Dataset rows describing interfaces
* * *
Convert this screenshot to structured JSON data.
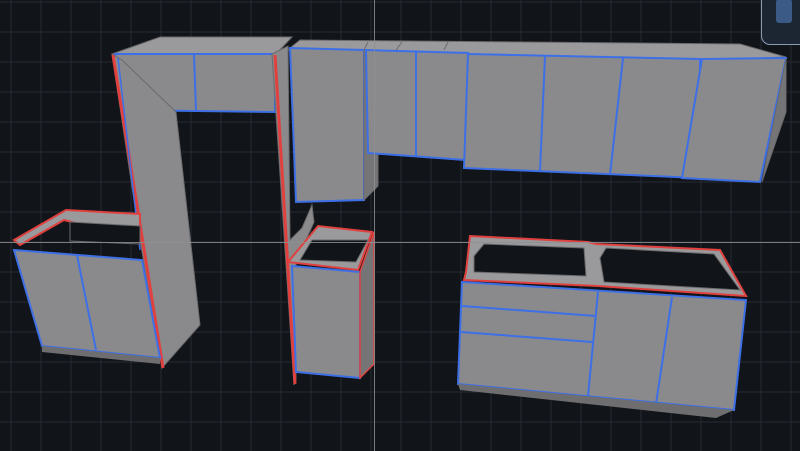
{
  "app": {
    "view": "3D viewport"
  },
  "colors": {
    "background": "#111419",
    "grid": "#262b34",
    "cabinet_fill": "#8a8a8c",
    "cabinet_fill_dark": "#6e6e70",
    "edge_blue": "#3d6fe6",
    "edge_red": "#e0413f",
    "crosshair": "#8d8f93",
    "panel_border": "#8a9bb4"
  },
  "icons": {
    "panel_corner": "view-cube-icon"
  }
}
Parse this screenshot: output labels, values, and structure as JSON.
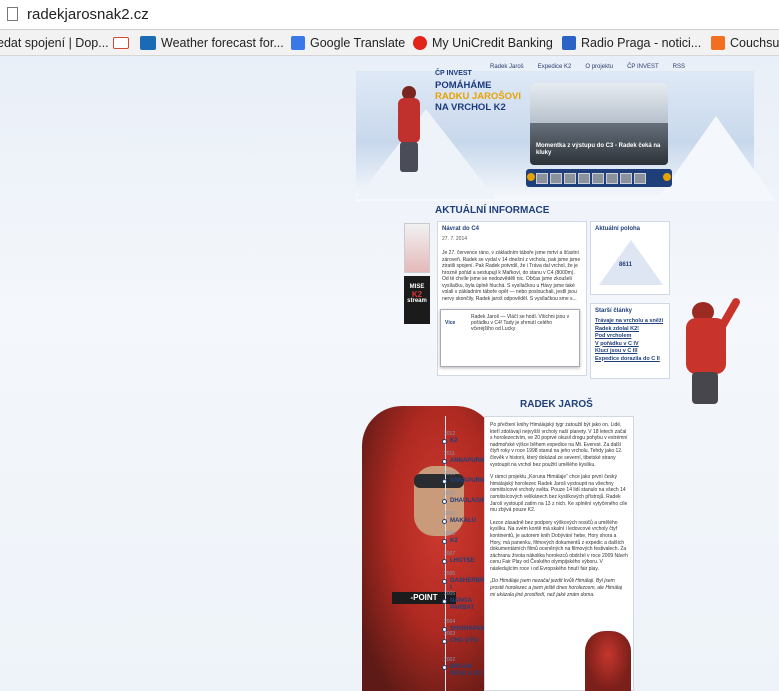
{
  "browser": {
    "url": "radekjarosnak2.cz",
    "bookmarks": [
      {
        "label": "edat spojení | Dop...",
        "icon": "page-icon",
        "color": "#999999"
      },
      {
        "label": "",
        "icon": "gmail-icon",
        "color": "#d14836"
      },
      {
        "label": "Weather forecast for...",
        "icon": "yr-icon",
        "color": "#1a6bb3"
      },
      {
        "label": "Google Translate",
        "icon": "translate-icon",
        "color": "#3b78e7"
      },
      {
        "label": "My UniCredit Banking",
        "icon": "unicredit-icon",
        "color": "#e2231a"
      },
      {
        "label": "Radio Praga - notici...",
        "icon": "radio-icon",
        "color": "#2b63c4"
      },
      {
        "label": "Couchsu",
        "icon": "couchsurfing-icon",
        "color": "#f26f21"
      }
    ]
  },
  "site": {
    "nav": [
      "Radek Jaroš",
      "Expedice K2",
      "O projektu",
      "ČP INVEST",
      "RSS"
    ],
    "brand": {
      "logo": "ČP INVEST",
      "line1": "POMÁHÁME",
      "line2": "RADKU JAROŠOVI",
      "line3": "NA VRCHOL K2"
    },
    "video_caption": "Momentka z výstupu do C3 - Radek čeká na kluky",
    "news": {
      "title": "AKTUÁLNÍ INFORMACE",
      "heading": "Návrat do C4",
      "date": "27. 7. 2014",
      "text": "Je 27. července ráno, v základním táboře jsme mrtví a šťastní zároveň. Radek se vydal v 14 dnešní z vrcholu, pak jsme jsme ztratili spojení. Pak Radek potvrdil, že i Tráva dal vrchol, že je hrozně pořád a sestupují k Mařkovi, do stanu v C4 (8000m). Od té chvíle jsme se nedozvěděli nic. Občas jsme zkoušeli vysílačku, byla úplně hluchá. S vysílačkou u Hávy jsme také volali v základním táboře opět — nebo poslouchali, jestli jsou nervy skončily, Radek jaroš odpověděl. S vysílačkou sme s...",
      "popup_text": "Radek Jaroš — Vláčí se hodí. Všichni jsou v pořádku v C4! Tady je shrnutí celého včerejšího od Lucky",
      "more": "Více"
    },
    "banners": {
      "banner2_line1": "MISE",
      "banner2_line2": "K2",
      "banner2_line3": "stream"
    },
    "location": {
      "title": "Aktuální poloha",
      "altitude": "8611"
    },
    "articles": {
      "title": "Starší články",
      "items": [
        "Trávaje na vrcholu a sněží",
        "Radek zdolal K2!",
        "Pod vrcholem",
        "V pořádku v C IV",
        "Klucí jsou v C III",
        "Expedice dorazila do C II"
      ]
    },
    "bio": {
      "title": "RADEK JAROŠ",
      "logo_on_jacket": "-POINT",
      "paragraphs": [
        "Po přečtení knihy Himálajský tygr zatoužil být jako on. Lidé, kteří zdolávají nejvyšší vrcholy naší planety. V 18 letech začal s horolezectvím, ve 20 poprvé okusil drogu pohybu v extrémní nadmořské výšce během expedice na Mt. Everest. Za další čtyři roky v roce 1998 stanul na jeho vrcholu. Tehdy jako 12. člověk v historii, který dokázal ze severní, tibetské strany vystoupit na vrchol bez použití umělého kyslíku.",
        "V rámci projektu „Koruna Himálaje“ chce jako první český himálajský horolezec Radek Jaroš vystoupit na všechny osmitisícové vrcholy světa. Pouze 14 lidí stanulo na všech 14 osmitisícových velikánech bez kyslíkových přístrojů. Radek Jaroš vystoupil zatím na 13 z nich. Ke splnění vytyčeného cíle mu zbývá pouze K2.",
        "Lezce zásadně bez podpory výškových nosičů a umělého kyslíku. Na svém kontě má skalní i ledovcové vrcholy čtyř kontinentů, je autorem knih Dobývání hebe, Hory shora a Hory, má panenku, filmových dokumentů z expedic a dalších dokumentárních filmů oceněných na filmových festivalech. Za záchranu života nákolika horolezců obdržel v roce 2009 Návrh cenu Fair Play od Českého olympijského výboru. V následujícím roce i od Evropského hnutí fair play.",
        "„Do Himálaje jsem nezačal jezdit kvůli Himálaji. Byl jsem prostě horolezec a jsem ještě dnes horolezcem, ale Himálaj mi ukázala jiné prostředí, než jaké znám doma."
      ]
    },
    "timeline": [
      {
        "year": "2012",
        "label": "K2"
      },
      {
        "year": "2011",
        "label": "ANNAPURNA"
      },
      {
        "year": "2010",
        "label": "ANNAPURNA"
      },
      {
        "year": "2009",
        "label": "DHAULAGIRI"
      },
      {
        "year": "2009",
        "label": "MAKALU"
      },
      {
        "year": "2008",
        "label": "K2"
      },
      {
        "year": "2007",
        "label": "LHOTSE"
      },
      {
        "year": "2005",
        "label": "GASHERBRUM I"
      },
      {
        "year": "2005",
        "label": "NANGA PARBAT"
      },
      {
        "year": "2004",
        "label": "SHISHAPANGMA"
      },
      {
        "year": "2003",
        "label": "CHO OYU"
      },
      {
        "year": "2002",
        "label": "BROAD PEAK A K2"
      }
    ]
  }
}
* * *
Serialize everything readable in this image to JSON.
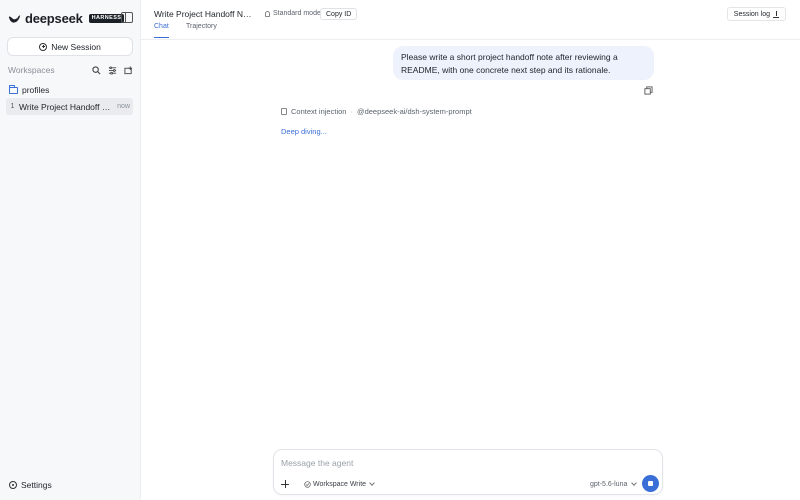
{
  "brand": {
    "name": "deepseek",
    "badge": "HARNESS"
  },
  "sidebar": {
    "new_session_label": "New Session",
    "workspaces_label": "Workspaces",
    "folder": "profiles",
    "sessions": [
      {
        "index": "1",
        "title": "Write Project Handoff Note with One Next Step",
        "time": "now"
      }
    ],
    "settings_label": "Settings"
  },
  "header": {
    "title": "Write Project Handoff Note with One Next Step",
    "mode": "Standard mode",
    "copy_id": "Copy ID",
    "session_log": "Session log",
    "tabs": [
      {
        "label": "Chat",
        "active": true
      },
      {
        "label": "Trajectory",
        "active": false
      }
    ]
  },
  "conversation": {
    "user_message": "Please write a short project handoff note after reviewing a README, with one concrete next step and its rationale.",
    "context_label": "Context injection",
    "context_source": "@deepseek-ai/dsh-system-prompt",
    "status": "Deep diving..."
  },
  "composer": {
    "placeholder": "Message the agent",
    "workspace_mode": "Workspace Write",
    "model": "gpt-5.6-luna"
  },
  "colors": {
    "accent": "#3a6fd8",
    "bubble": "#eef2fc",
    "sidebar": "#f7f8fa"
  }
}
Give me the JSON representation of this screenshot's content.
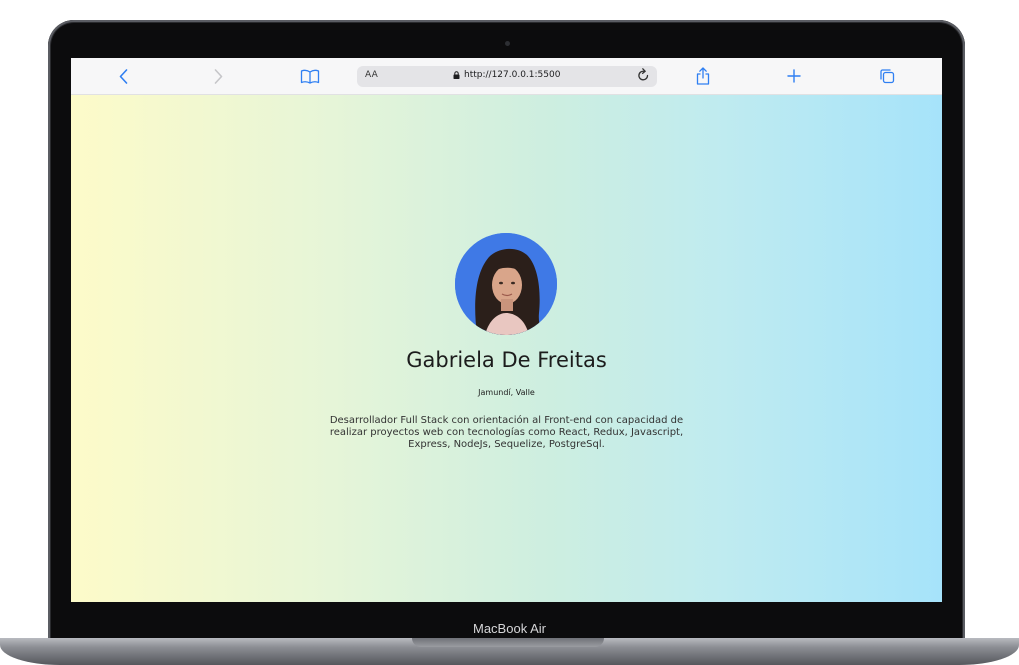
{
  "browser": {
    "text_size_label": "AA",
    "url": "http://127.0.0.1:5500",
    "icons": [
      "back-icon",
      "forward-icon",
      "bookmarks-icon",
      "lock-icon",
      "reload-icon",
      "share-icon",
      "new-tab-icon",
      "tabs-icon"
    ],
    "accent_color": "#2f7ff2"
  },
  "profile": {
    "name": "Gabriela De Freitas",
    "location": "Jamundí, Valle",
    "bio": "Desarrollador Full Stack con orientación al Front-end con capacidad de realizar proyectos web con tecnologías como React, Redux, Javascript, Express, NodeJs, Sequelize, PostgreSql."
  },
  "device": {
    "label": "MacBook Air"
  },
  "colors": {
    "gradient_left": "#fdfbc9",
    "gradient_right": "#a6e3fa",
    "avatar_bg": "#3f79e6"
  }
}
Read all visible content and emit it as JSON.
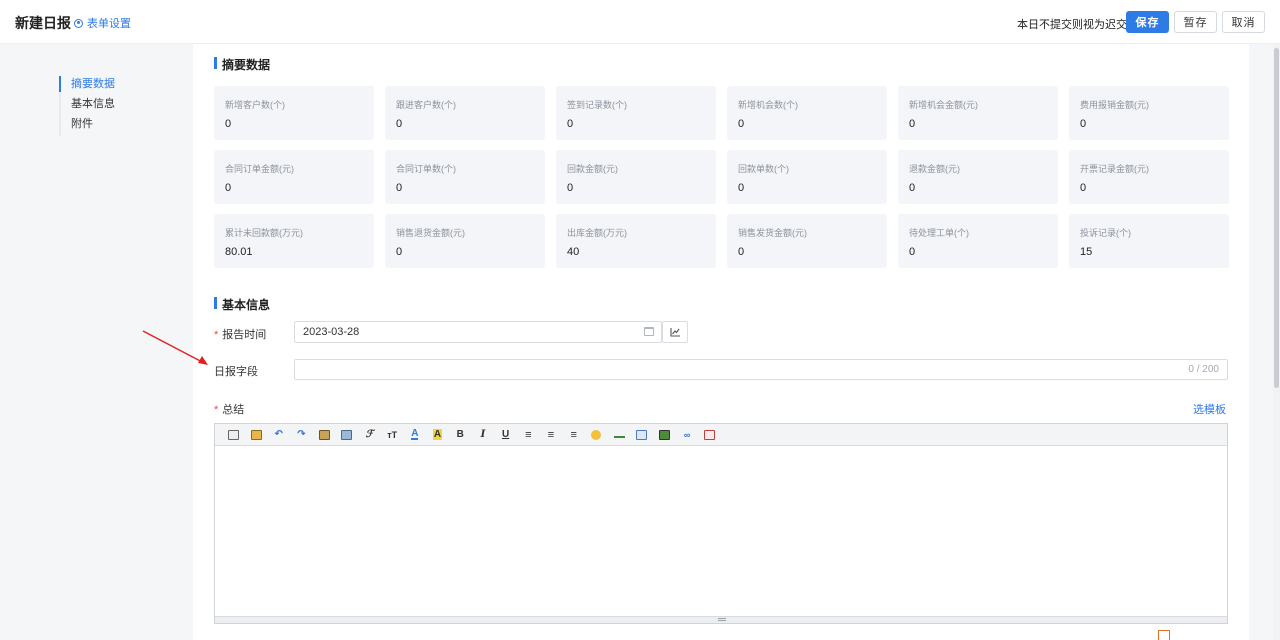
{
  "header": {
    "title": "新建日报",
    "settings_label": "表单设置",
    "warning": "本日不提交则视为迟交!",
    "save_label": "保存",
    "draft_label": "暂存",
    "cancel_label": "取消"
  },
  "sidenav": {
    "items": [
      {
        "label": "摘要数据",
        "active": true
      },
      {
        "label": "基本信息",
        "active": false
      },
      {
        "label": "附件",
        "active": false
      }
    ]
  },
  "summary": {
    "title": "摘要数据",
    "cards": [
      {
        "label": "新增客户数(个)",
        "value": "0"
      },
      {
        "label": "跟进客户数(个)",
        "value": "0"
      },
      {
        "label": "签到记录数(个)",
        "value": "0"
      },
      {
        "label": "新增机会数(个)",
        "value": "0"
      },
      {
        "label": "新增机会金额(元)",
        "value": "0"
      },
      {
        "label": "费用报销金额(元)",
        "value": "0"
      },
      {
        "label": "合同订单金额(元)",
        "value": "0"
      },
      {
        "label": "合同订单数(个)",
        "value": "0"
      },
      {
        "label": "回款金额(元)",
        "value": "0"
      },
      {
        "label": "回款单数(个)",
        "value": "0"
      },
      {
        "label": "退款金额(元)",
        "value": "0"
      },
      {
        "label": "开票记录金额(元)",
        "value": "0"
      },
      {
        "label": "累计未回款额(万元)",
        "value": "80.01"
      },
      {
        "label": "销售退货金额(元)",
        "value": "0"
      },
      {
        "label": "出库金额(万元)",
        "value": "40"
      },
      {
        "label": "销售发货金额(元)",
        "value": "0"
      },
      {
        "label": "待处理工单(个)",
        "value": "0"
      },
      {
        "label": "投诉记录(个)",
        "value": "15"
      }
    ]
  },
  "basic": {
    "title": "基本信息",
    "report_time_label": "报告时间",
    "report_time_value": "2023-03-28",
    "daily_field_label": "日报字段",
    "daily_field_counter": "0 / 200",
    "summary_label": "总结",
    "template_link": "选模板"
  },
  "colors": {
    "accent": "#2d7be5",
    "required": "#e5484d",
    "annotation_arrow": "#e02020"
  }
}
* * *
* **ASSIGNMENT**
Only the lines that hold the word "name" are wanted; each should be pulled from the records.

* **ANSWER FOR THE TASK**
    "name": "deepseek",
    "name": "Gabriela De Freitas",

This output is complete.